Asia

siren eun young jung
Lyrics 1,2,3

Lyrics 1,2,3 is part of the Yeosung Gukgeuk series. The work closely follows first and second generations of Yeosung Gukgeuk actresses, who later became an important source of inspiration for the artist.  Formally, this genre of theatre draws from Westernized aspects of traditional Korean music performance as well as from adaptations of pansori, a Korean genre of musical storytelling, to create what could be called a staged version of traditional Korean opera. Yeosung gukgeuk was widely popular in the 1950s before and after the Korean War. Yet, though yeosung gukgeuk met considerable success, it gradually lost momentum after the 1960s. Today yeosung gukgeuk is almost extinct alive because it’s not being taught or invested in. Siren eun young jung’s  video work, Lyrics 1,2,3 analyzes and reassembles images of the interiors and exteriors of the stages that were once occupied by first and second generation female Gukgeuk actresses So-ja Lee, Young-suk Cho, and Deung-woo Lee. Widely known as gadaggi, a villainous supporting role, sammai, a skilled person’s supporting role, and nimai, a leading role, these outstanding actresses playing male characters are seen getting ready offstage for their onstage performance. The work highlights their affection for the stage by focusing on their daily activities offstage, wandering through landscapes, discovering object, remembering past moments, acting, and singing.

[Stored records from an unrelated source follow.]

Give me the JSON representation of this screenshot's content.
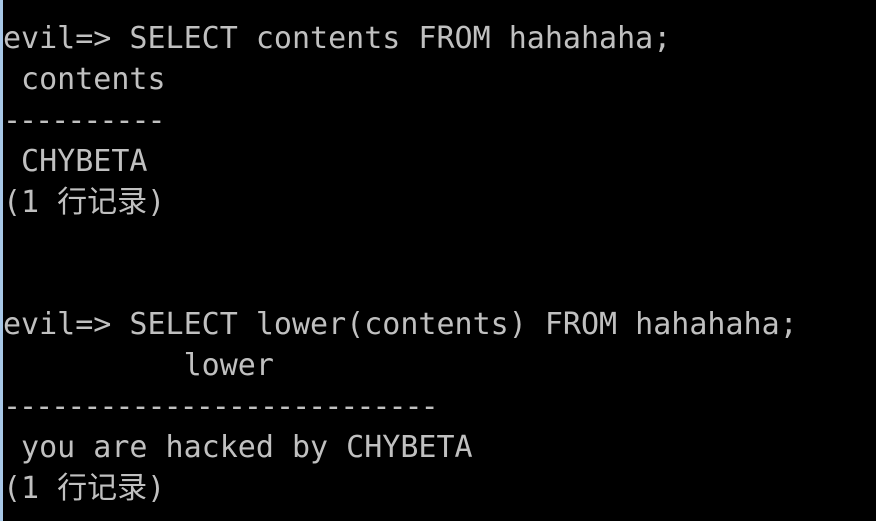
{
  "terminal": {
    "lines": [
      "evil=> SELECT contents FROM hahahaha;",
      " contents",
      "----------",
      " CHYBETA",
      "(1 行记录)",
      "",
      "",
      "evil=> SELECT lower(contents) FROM hahahaha;",
      "          lower",
      "---------------------------",
      " you are hacked by CHYBETA",
      "(1 行记录)"
    ]
  },
  "colors": {
    "background": "#000000",
    "foreground": "#c0c0c0"
  }
}
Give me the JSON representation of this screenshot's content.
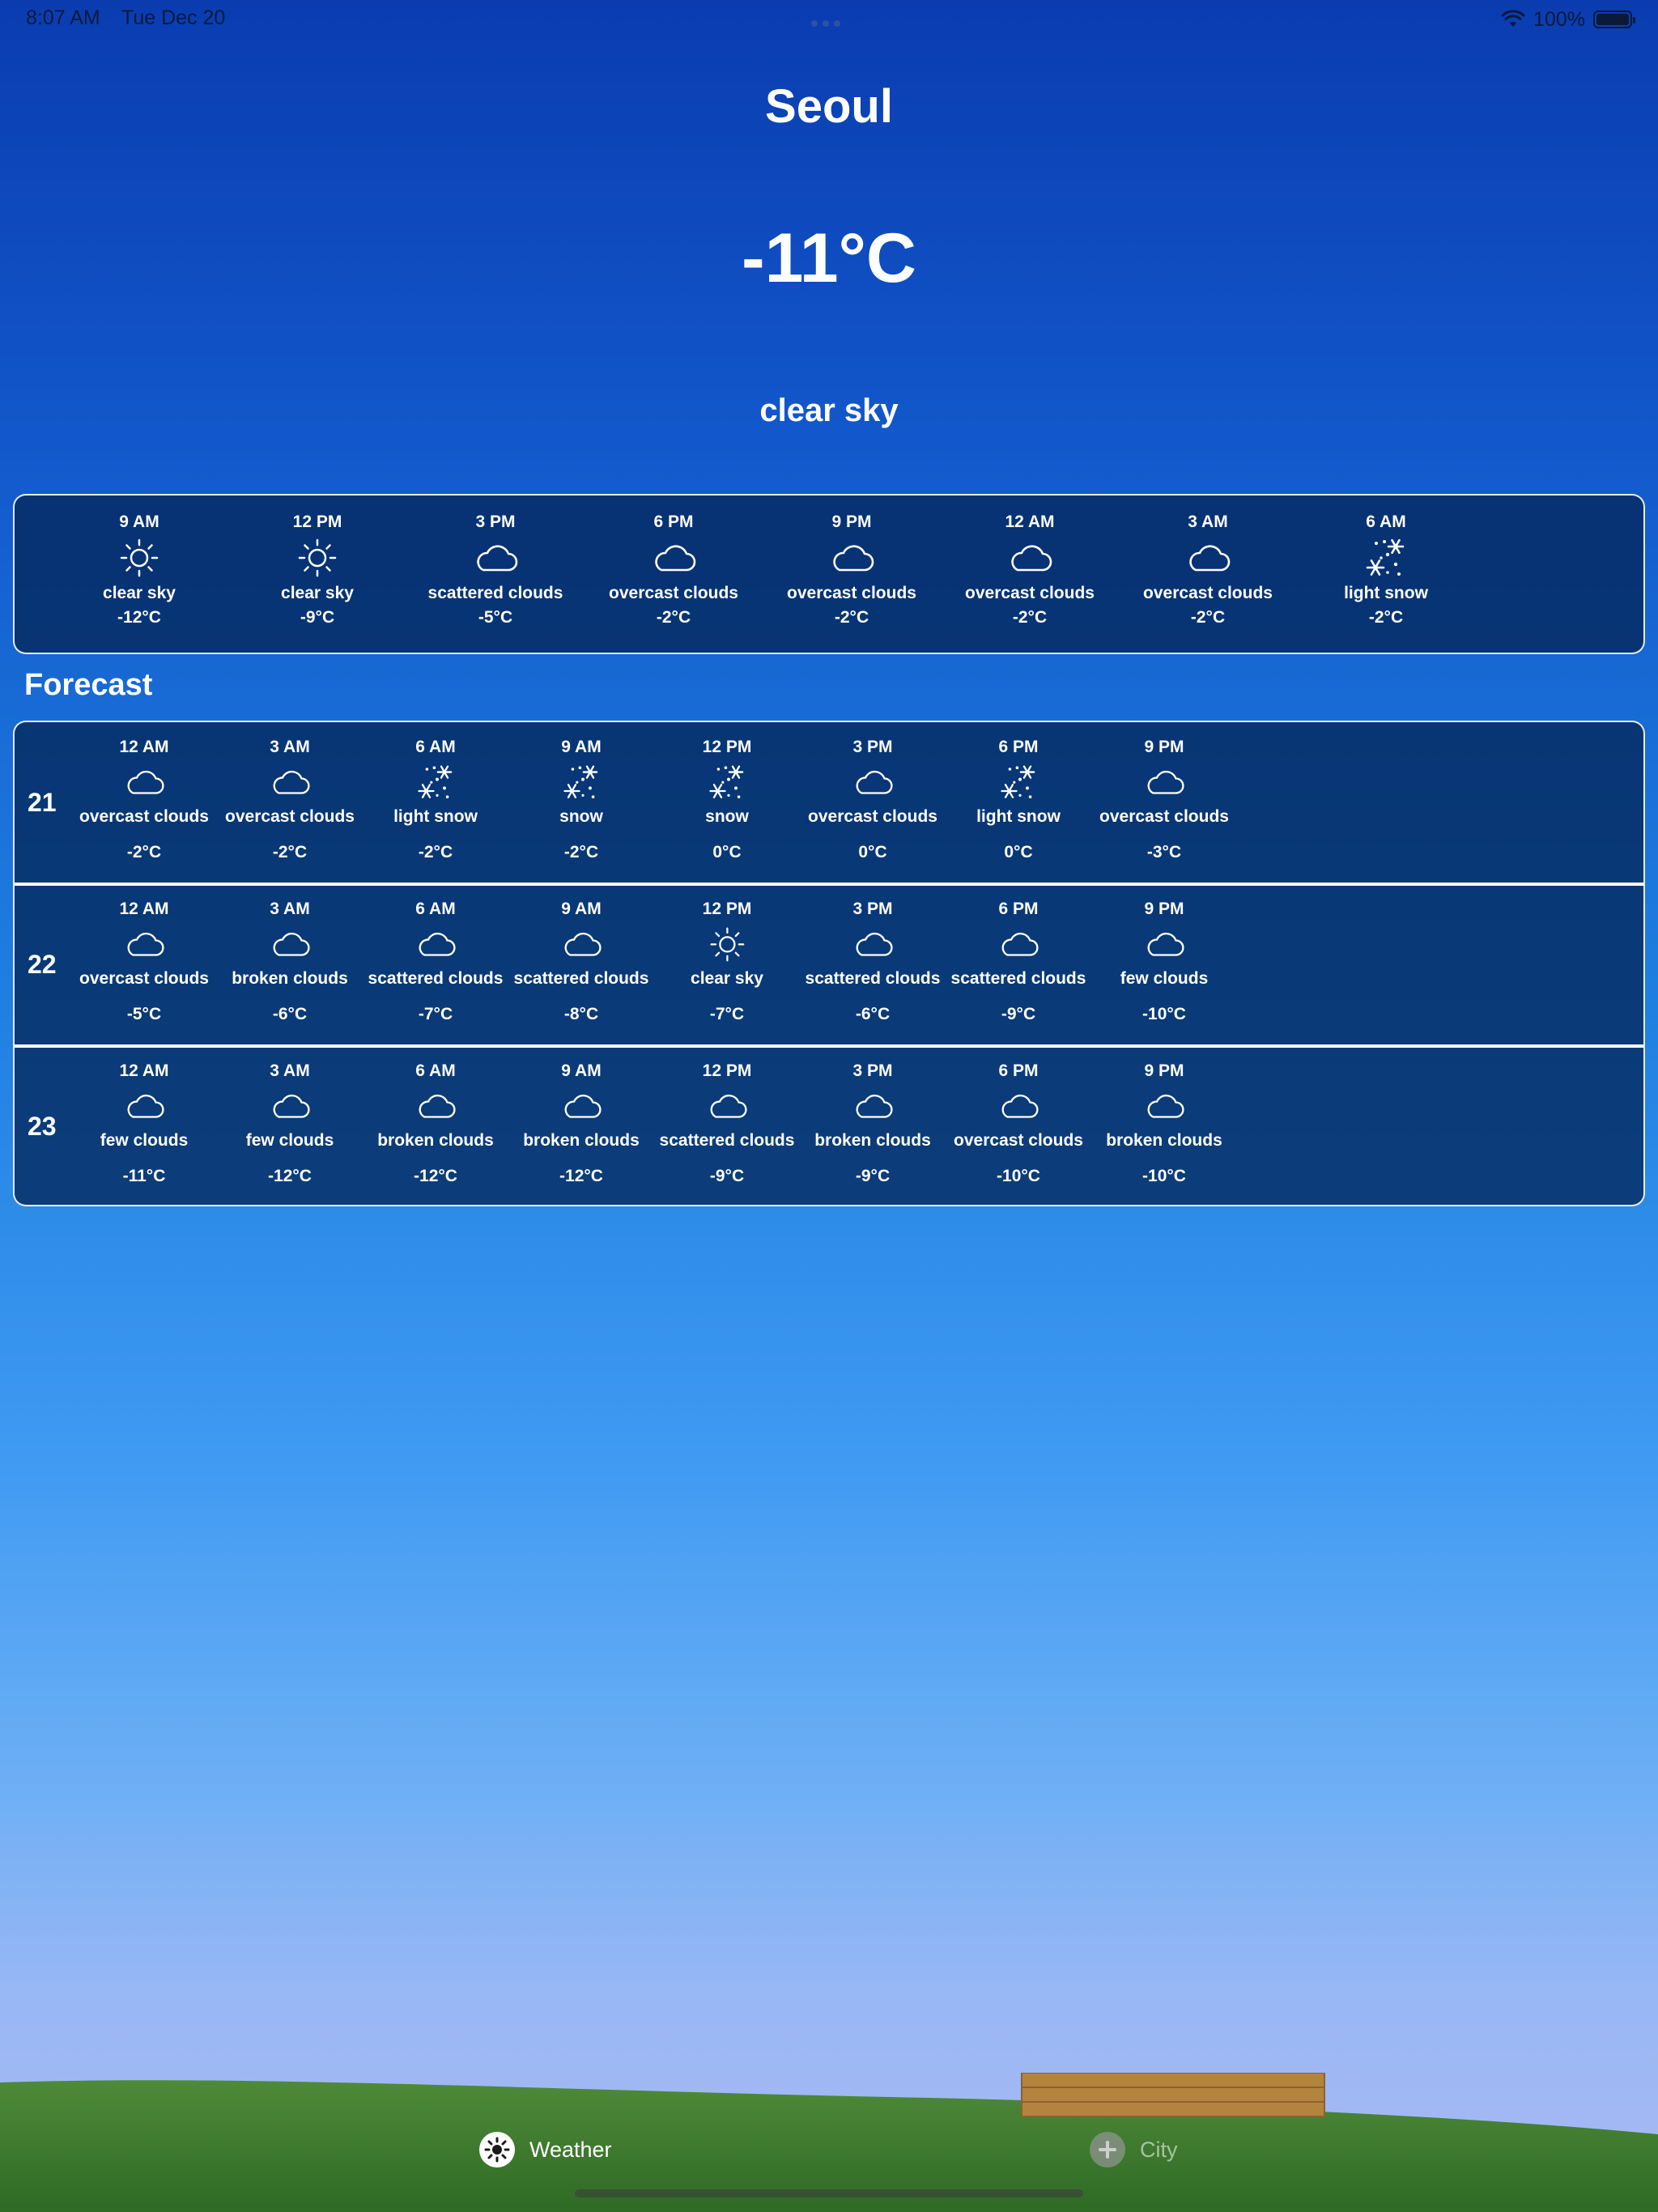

With a practice deeply engaged with feminism and LGBT rights issues, siren eun young jung reveals the subversive power of traditional culture, one unknown in Korean modernization period, and provides unique perspectives and documentation of important communities. Through her long-term research projects bridging different generations of women, she keenly addresses questions of gender as a norm of “becoming.” Her early works have examined the struggles of a younger generation of women against androcentrism and violent patriarchy. Her subsequent projects have addressed issues surrounding environment change, human rights, activism, and homosexual rights. Her pivotal work Yeosung Gukguek Project (2008–) engages the existing queer community in South Korea by focusing on Yeosung Gukguek, an all female traditional theatre genre existing since the 1950s, after the Korean War. The ongoing project tells an empowering story of gender-becoming in the mid 20th century. Unveiling traditional yet subversive narratives that existed during the transitional period of a country moving towards a modern society and challenging the myth of Korean “andro-modernization” achieved by a rapid masculinism of national development.